Debbie Love has been preaching the Dynamic Warmup for as long as I can remember. It’s the idea of moving through positions to stretch and warmup muscles instead of static stretching, which is hitting a position and holding it. Men’s Fitness said a Dynamic Warmup is:
a series of movements designed to increase body temperature, activate the nervous system, increase range of motion, and correct limitations.
A Dynamic Warmup should do a better job of preparing the athletes for practice than a static warmup. It will warmup the muscles without breaking them down, allowing an athlete to perform at a higher level. Here’s an example of one of Debbie’s Dynamic Warmups:
Most coaches know their athletes should stretch before and after practice. It doesn’t always happen, but we at least know it should. What many don’t realize is the stretching should be different before and after a practice or workout.
Stretching before practice is done with the intent of getting your body and muscles ready to perform. The goal is to let you body know it’s time to put on the hard hat and boots and get to work. Stretching after practice is to let your body know it can put away the hard hat and take off the boots and after practice is when you should work on flexibility. Flexibility is improved by a controlled tearing of the muscles that leads to them repairing themselves in a more flexible state. Doing this before practice will prevent the muscles from operating at peak performance.
In practice, this means before practice you should hold each position for a shorter count, like an 8 count, and be more gentle, hitting each position or stretching each muscle multiple times. After practice you can hold each position for a longer count, like a 24 count, and be less gentle because the muscles will have time to recover before needing to be a peak performance again.
This is based on my interpretation of conversations with Debbie Love and a couple others. Debbie would also emphasize the importance of a Dynamic Warmup, which will be covered in a couple weeks.
Varsity University is partnering with St. Jude to raise funds and help find a cure for Childhood Cancer!
Join us for “Tumble for St. Jude” at GymTyme All Stars in Louisville, KY and learn from the best in the business! Instructors include Debbie Love, Erica and Shea Crawford, Robbie Gregory, Stephanie Brodbeck, and Corey Ricket!
- Where: 13000 Eastgate Park Way, Louisville, KY 40223
- When: Thursday July 6th 2:00 PM – 4:00 PM Levels 1 and 2; 4:00 PM – 6:00 PMLevels 3, 4 and 5!
To Register: (Follow this link and) Click on the “Donate Now” Button and make a $50 Minimum Donation to St. Jude!
How your donation helps:
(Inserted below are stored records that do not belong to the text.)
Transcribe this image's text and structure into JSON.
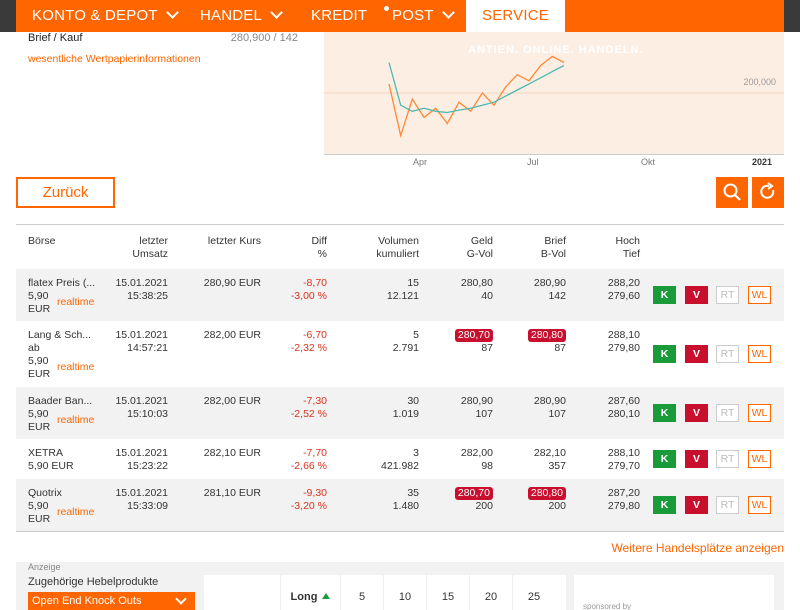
{
  "nav": {
    "items": [
      {
        "label": "KONTO & DEPOT",
        "chevron": true
      },
      {
        "label": "HANDEL",
        "chevron": true
      },
      {
        "label": "KREDIT",
        "chevron": false
      },
      {
        "label": "POST",
        "chevron": true,
        "dot": true
      },
      {
        "label": "SERVICE",
        "chevron": false,
        "active": true
      }
    ]
  },
  "quote": {
    "bid_ask_label": "Brief / Kauf",
    "bid_ask_value": "280,900 / 142",
    "wpi_link": "wesentliche Wertpapierinformationen"
  },
  "chart": {
    "watermark": "ANTIEN. ONLINE. HANDELN.",
    "y_tick": "200,000",
    "x_ticks": [
      "Apr",
      "Jul",
      "Okt",
      "2021"
    ]
  },
  "chart_data": {
    "type": "line",
    "title": "",
    "xlabel": "",
    "ylabel": "",
    "x_ticks": [
      "Apr",
      "Jul",
      "Okt",
      "2021"
    ],
    "y_ticks": [
      "200,000"
    ],
    "series": [
      {
        "values": [
          215,
          130,
          190,
          160,
          175,
          150,
          185,
          170,
          200,
          180,
          210,
          230,
          220,
          245,
          260,
          250
        ]
      },
      {
        "values": [
          250,
          180,
          170,
          175,
          170,
          168,
          172,
          175,
          180,
          185,
          195,
          205,
          215,
          225,
          235,
          245
        ]
      }
    ]
  },
  "actions": {
    "back_label": "Zurück",
    "search_icon": "search-icon",
    "refresh_icon": "refresh-icon"
  },
  "table": {
    "headers": {
      "boerse": "Börse",
      "letzter_umsatz_1": "letzter",
      "letzter_umsatz_2": "Umsatz",
      "letzter_kurs": "letzter Kurs",
      "diff_1": "Diff",
      "diff_2": "%",
      "volumen_1": "Volumen",
      "volumen_2": "kumuliert",
      "geld_1": "Geld",
      "geld_2": "G-Vol",
      "brief_1": "Brief",
      "brief_2": "B-Vol",
      "hoch_1": "Hoch",
      "hoch_2": "Tief"
    },
    "rows": [
      {
        "name": "flatex Preis (...",
        "fee": "5,90",
        "fee_unit": "EUR",
        "realtime": "realtime",
        "date": "15.01.2021",
        "time": "15:38:25",
        "kurs": "280,90 EUR",
        "diff": "-8,70",
        "diff_pct": "-3,00 %",
        "vol": "15",
        "vol_cum": "12.121",
        "geld": "280,80",
        "geld_vol": "40",
        "brief": "280,90",
        "brief_vol": "142",
        "hoch": "288,20",
        "tief": "279,60",
        "geld_hl": false,
        "brief_hl": false
      },
      {
        "name": "Lang & Sch...",
        "name2": "ab",
        "fee": "5,90",
        "fee_unit": "EUR",
        "realtime": "realtime",
        "date": "15.01.2021",
        "time": "14:57:21",
        "kurs": "282,00 EUR",
        "diff": "-6,70",
        "diff_pct": "-2,32 %",
        "vol": "5",
        "vol_cum": "2.791",
        "geld": "280,70",
        "geld_vol": "87",
        "brief": "280,80",
        "brief_vol": "87",
        "hoch": "288,10",
        "tief": "279,80",
        "geld_hl": true,
        "brief_hl": true
      },
      {
        "name": "Baader Ban...",
        "fee": "5,90",
        "fee_unit": "EUR",
        "realtime": "realtime",
        "date": "15.01.2021",
        "time": "15:10:03",
        "kurs": "282,00 EUR",
        "diff": "-7,30",
        "diff_pct": "-2,52 %",
        "vol": "30",
        "vol_cum": "1.019",
        "geld": "280,90",
        "geld_vol": "107",
        "brief": "280,90",
        "brief_vol": "107",
        "hoch": "287,60",
        "tief": "280,10",
        "geld_hl": false,
        "brief_hl": false
      },
      {
        "name": "XETRA",
        "fee_inline": "5,90 EUR",
        "date": "15.01.2021",
        "time": "15:23:22",
        "kurs": "282,10 EUR",
        "diff": "-7,70",
        "diff_pct": "-2,66 %",
        "vol": "3",
        "vol_cum": "421.982",
        "geld": "282,00",
        "geld_vol": "98",
        "brief": "282,10",
        "brief_vol": "357",
        "hoch": "288,10",
        "tief": "279,70",
        "geld_hl": false,
        "brief_hl": false
      },
      {
        "name": "Quotrix",
        "fee": "5,90",
        "fee_unit": "EUR",
        "realtime": "realtime",
        "date": "15.01.2021",
        "time": "15:33:09",
        "kurs": "281,10 EUR",
        "diff": "-9,30",
        "diff_pct": "-3,20 %",
        "vol": "35",
        "vol_cum": "1.480",
        "geld": "280,70",
        "geld_vol": "200",
        "brief": "280,80",
        "brief_vol": "200",
        "hoch": "287,20",
        "tief": "279,80",
        "geld_hl": true,
        "brief_hl": true
      }
    ],
    "buttons": {
      "buy": "K",
      "sell": "V",
      "rt": "RT",
      "wl": "WL"
    },
    "more_link": "Weitere Handelsplätze anzeigen"
  },
  "ad": {
    "label": "Anzeige",
    "title": "Zugehörige Hebelprodukte",
    "select_value": "Open End Knock Outs",
    "cells": [
      "Long",
      "5",
      "10",
      "15",
      "20",
      "25"
    ],
    "sponsor": "sponsored by"
  },
  "colors": {
    "brand": "#ff6600",
    "buy": "#1a9b3a",
    "sell": "#c8102e",
    "negative": "#d9331e"
  }
}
- Thanks to donors like you, no family ever receives a bill from St. Jude for treatment, travel, housing or food – because all a family should worry about is helping their child live.
- Treatments invented at St. Jude have helped push the overall childhood cancer survival rate from 20% to more than 80% since it opened more than 50 years ago.
Join us! Together we can help St. Jude change the world.
View the team page for Tumble for St. Jude
On the first Drills=Skills show, Sean Guzman, David Petty, Shea Crawford & special guest Debbie Love discuss the changes to the tumbling rules which will start in August, 2017.
- Level 1 – Changes to round off connections
- Level 2 – No turning after back handsprings
- Level 3 – Now requires a clear pause or step after punch fronts/aerial skills. The safety is discussed along with how it can help the industry moving forward.
- The addition of front twisting in restricted 5 now opens the door for more skills and for front and back tumbling to align.
The show closes with discussions of Tiny ages 5-6 and Tiny Exhibition 3-5. Debbie goes into detail about how alternative curriculum directed at younger athletes can positively impact a gym’s bottom line! Tune in next week to hear the show discuss Standing Fulls! Resources: